Collaborate JU is part of the Florida EPIC Program at Jacksonville University, which focuses on Entrepreneurism, Policy, Innovation, and Commerce. The EPIC Program is housed in JU's Office of Research & Sponsored Programs.
Jacksonville University understands the value of collaborative real world experiences. Working as a team on Collaborate JU projects, students and professors from multiple disciplines join forces with industry experts to solve challenging problems. Through these experiences, students become engaged, active participants in their education and are better prepared to enter the workforce.
The benefits to students include:
- Becoming conversant in multiple disciplines
- Gaining a more in-depth understanding of their major
- Expanding options as to potential careers
- Learning to function in a team setting
- Appreciating the value of diverse perspectives
- Using creativity to solve challenges
- Sharpening critical thinking and analytical reasoning skills
- Improving interpersonal communication skills
- Developing leadership and project management abilities
- Networking with industry experts
Professor Shelley Grant and Dr. Ray Oldakowski
Resident Perceptions of Punitive versus Rehabilitative Approaches to Juvenile Crime
- Award Amount: $9330
According to the 2018 Uniform Crime Report, juvenile offenders represent approximately 7% of all arrests in the United States. How to handle young people within our criminal justice system is a vexing problem. The original intent of the juvenile justice system was to work in the "best interests of the child" with a focus on rehabilitation. At various times, our system has strayed from these ideals, and even demonized children with terms such as "superpredators" and engaged in practices such as transferring juveniles to adult court, sentencing children to life without parole and even imposing the death penalty on children. Despite these contradictions to original intent of the juvenile court, research shows that the general public believes in rehabilitation for our youngest community members, especially when charged misdemeanors or non-violent offenses. The purpose of this research is to determine if this sentiment exists within the Jacksonville community. Based on a sample of 514 Northeast Florida residents who participated in an online survey, the Jacksonville community does prefer rehabilitative rather than punitive measures when dealing with juvenile offenders.
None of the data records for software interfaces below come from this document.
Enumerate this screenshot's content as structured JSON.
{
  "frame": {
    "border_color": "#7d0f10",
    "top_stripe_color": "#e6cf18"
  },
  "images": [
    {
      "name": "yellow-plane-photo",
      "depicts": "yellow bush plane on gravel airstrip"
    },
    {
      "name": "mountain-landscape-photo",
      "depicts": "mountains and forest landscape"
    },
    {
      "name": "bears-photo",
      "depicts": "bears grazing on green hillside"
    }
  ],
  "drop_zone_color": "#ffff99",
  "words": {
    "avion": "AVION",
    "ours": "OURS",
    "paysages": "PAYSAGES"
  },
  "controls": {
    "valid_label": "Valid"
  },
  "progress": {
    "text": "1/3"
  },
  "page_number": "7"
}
The PowerPoint slides are available for download and provide the detailed results from this survey.
New Palm Coast Location Gets Green Light
Jacksonville University President Tim Cost and Palm Coast Mayor Milissa Holland announced today, Dec. 15, 2020, that Jacksonville University is partnering with the City of Palm Coast, Fla., to build a Palm Coast location and bring in-demand healthcare graduate …